Late last month, Lola Kirke took the stage at Baby’s All Right in Brooklyn, New York, to celebrate the release of her debut, self-titled EP. Flanked by five other musicians (including her boyfriend, Wyndham Boylan, who also produced the record), she played bleeding-heart, country-dusted rock, marking her official foray into a professional music career. In that world, Kirke is still a relative unknown. For the tour she just completed—an 8-stop jaunt between New York and Los Angeles—she traveled in a small van with friends and collaborators, playing at intimate clubs along the way. And yet two weeks prior to the show at Baby’s All Right, the 26-year-old performer found herself on the cover of The Village Voice. That’s because, in Lola Kirke’s other life, she happens to be an actress on the cusp of stardom.
Kirke, who grew up in New York City to artistic parents (her father is the former drummer for the rock bands Free and Bad Company; her mother owned a popular clothing boutique in Manhattan's West Village), wanted to act since she was young. But when she left the city to study at Bard College in New York's Hudson Valley, other artistic pursuits began to take hold. While majoring in film theory, Kirke took up music, guitar, and singing with friends, and eventually formed an alt-country band, She Rose. But when Kirke returned to the city after graduation, with her sister Jemima a star thanks to her role on HBO’s Girls, the acting bug took over, and Kirke quickly found work, first in a small but pivotal role in David Fincher’s Gone Girl, and then as one of two leads in Noah Baumbach’s well-received indie, Mistress America.
Now, Kirke sits at the top of casting lists across Hollywood and is one audition away from the role that will launch her to rarified movie stardom. But until that happens, Kirke is thrilled to follow her artistic muse wherever it leads her. She just wrapped her third season as the ambitious oboist Hailey on Amazon’s Mozart in the Jungle, and will next star opposite Jemima in writer Emma Forrest’s directorial debut, Untogether. We recently spoke with Kirke, who splits her time between New York and Los Angeles, about why she felt the need to start her music career now, how her college experience changed her life, and what she’s learned about Hollywood.
Props courtesy of ACME Brooklyn

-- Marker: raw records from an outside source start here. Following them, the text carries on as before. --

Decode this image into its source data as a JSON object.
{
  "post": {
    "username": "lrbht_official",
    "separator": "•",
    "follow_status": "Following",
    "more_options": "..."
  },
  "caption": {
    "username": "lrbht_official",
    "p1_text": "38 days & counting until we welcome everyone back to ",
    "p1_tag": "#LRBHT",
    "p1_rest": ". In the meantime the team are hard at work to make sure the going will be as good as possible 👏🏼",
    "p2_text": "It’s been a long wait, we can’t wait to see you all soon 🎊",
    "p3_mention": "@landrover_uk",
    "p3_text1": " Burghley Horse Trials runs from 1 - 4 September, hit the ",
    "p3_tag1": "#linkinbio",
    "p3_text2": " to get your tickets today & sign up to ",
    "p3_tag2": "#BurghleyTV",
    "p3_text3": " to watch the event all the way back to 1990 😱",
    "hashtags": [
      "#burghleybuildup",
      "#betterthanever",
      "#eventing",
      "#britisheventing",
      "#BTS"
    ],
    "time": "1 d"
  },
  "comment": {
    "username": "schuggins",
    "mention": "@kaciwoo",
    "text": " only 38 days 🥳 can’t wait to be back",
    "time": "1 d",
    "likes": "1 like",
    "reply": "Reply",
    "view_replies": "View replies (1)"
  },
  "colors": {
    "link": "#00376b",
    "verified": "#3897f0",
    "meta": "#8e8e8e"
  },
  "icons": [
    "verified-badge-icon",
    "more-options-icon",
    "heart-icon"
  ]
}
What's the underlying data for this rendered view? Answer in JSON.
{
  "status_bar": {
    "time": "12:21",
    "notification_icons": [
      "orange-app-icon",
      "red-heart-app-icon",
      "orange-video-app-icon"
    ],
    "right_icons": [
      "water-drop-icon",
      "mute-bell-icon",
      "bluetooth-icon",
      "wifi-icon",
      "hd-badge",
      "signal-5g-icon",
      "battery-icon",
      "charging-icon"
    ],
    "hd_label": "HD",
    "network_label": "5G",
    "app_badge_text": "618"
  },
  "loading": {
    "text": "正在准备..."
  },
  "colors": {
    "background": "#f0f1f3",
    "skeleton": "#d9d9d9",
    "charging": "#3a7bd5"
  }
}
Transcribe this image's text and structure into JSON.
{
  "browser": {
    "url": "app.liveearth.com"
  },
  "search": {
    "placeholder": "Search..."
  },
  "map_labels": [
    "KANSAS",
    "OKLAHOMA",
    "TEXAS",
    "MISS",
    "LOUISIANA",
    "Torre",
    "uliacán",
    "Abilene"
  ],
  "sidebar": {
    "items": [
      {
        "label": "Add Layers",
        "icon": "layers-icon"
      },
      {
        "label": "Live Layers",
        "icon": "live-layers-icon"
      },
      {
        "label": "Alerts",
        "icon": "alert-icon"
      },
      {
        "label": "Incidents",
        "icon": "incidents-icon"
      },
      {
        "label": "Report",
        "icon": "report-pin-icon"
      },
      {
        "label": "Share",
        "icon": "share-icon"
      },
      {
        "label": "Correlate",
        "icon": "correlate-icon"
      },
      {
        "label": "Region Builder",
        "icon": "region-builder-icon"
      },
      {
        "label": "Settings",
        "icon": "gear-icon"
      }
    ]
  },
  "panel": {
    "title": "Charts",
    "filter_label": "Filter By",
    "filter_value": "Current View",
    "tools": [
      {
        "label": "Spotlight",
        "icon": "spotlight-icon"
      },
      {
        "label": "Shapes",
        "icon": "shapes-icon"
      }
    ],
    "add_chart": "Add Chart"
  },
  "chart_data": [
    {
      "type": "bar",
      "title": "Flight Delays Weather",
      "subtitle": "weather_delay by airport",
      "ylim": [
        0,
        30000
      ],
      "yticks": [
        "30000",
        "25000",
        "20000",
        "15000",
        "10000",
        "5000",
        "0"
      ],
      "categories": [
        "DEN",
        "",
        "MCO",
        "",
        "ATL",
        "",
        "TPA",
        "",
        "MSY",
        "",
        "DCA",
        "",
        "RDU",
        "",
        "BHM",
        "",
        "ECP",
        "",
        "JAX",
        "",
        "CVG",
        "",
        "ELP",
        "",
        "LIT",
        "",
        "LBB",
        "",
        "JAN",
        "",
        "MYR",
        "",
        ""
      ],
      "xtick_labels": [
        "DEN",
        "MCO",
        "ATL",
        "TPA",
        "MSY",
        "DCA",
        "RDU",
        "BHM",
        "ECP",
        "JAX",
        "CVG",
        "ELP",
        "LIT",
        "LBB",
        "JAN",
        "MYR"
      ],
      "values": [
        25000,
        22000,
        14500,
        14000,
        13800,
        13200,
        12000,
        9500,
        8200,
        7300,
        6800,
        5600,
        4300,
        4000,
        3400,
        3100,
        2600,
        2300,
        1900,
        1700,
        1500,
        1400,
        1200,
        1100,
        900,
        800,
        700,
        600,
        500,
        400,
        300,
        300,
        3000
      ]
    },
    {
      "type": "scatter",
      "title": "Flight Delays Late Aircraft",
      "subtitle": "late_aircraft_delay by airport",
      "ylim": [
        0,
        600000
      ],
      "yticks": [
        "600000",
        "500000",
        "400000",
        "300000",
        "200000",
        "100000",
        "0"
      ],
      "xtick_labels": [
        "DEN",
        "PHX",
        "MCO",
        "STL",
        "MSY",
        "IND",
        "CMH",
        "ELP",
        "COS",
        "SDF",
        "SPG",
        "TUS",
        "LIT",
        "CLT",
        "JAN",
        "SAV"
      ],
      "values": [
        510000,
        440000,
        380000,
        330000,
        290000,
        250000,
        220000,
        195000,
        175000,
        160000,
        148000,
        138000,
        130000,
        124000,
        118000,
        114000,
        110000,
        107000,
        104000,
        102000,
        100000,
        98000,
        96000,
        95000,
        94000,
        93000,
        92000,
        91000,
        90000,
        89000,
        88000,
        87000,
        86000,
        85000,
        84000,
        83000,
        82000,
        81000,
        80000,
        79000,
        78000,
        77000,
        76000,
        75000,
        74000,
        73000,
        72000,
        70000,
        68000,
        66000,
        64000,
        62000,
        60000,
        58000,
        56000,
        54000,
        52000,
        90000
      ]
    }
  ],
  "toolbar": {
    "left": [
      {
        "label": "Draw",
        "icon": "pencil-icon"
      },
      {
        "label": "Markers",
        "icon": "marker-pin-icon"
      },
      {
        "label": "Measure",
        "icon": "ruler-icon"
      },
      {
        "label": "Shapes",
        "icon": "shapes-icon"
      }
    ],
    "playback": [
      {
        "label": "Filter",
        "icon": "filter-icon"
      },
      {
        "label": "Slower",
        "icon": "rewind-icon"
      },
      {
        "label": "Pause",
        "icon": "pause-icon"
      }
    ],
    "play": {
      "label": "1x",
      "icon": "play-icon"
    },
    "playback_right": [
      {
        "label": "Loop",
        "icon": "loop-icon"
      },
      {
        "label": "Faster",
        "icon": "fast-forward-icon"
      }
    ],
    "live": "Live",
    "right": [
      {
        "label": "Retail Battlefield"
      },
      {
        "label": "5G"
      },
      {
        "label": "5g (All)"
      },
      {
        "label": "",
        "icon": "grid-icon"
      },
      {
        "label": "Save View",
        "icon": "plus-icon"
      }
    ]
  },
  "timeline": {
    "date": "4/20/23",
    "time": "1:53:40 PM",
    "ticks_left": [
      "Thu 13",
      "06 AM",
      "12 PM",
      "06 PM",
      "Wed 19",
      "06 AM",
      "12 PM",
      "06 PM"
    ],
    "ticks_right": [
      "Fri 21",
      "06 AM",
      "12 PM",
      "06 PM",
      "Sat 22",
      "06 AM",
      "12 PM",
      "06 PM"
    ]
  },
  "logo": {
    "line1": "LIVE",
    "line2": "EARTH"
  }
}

Does being on a movie set feel like work to you? How about being on stage?
[Being on set] feels like work because it is fucking work—you work for fourteen hours a day. But, as a musician at this moment in my life, I get to call the shots, and it is still much more in the realm of passion and hobby. On set, I’m learning lines, I’m getting ready. I’m doing all these things you don’t necessarily think go with acting—I’m doing press, I’m doing ADR. There are so many other elements to it, and the actual time you get to act is probably like three hours out of the 14 hours.
You just finished shooting season three of Mozart in the Jungle. How does it feel now as opposed to the first season? Do you enjoy revisiting the same character again and again?
I grew to love that person so much more this season than I had before. Her journey and mine are something that is beginning to—not coincidentally because I play her—intersect. This season, she becomes the conductor, while this year, I decided to pursue music. We’re both expanding who we want to be in the world and for ourselves, and it’s so cool to get to try that all through her before I do it myself. Also, I think that this season there’s a level of comfort that I felt being on that set. It’s such a great set to be on. All of the actors are incredible, the people who make the show are just so fun, it’s like a big, big family. I know it sounds really corny when people say that.
You’re about to act opposite your sister for the first time. How do you feel about that?
I’m so excited because Jemima called me and was like, “This lady wants us to do a movie together,” and I was like, "Okay, sure, whatever." And then I read the script, and I was like, "This is incredible."
Are you going to find it weird?
Of course, it’s going to be weird, but I want to expand as an artist and as a person, and this is how that’s happening for me, so I’m gonna roll with it.